Buy The Underwater Photographer: Digital and Traditional Techniques
from Amazon.com (aff)

Book Review Inner Game Outdoor Photography

Book Review Inner Game Outdoor Photography

The following review was originally published on my website BlueBeyond.com.au. I’ve decided to move it over here for reference. 

Galen Rowell’s Inner Game of Outdoor Photography is a book that I have been meaning to review for some time, but with the recent, tragic death of the author in a light plane crash, its time to put pen to paper. For my money this is one of the outstanding books on photography philosophy, and should be part of every photographer’s library.


Galen Rowell was one of the outstanding adventure photographers of our time. A major proponent of “participatory photography”, Rowell’s unique approach was based less on equipment and technique, and more on vision and philosophy.
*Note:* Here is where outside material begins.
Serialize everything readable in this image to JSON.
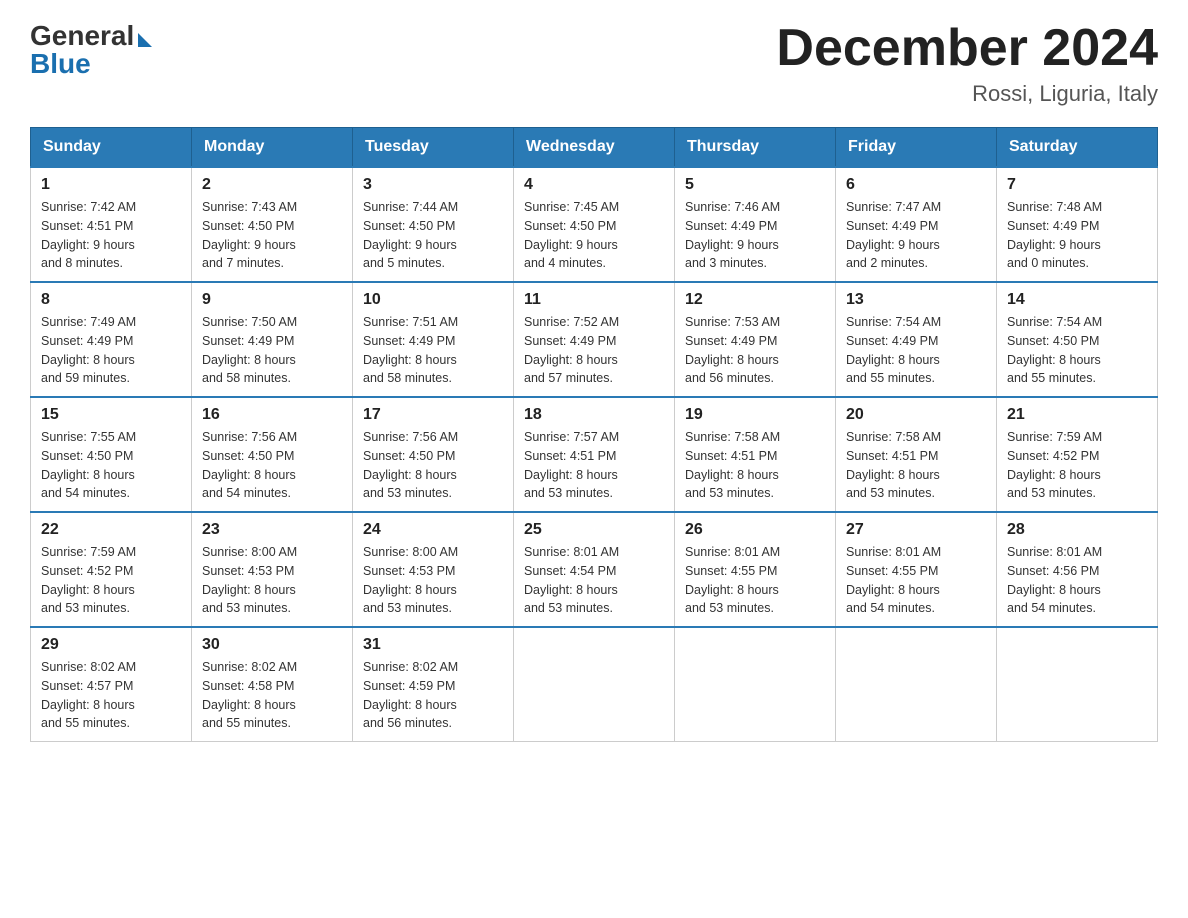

Participatory photography is an approach where the photographer is not a passive observer of the subject, but someone who is interacting with the environment and the subjects. Rowell was an active participant, and as such was a noted mountain climber and hiker, skills that allowed him to get a unique perspective that most photographers don’t even get close to.

Most of us have seen those photos of a climber hanging delicately from a cliff face, and marvelled at the extreme situation in which that climber has got themselves into. Yet few of us stop to think about the photographer, who is right there in the same place taking that photo. Many times that photographer was Galen Rowell.
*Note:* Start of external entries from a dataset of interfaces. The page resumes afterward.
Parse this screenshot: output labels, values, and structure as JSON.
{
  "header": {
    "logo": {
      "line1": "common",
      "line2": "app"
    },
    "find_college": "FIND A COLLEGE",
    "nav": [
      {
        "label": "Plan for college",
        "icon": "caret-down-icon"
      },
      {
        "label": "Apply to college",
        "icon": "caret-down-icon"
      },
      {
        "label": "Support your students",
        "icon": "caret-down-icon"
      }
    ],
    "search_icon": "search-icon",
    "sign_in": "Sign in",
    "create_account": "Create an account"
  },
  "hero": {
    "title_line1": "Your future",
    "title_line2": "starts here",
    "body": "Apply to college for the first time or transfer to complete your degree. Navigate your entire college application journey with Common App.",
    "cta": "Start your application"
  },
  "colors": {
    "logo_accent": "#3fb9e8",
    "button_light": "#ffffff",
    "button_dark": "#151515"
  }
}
His remarkable photographs have been featured in National Geographic, Outdoors and Outdoor Photographer. He wrote 18 books; some of them coffee table books, others more instructive about his approach to photography, and some of them about climbing.

The Inner Game of Outdoor Photography is one of Rowell’s most recent books. Inner Game is a compilation of various articles that Rowell has written over the years for Outdoor Photographer magazine.

Clearly underwater photography is a form of participatory photography – it is difficult for the photographer to be passive. Although not known for underwater images, Rowell’s philosophy and approach is one that underwater photographers should consider. Few other photographers become so much a part of their environment as underwater photographers!

As a matter of interest, Rowell did in fact do some underwater photography, and some of these pictures are published in Inner Game. When you look at these, underwater photographers may notice some backscatter – a curse that most land based photographers never learn much about. But the composition, the organisation of the elements within the photo and the technical exposure are up there with the best, as you would expect. His landscape and adventure photography are without equal.

Many underwater photographers have an extensive library of books on our subject. Many of us read up on photographic fundamentals, landscape photography, macro photography and so on, due to the parallels between topside and underwater techniques. This book is different – it focuses on the philosophy and approach. These are aspects independent of environment.

The Inner Game of Outdoor Photography is a superbly written and beautifully illustrated book. I would recommend this book highly to underwater photographers, landscape photographers, and indeed to any photographer who understands the importance of vision in image creation.

See Galen Rowell’s Inner Game of Outdoor Photography
at Amazon.com (aff).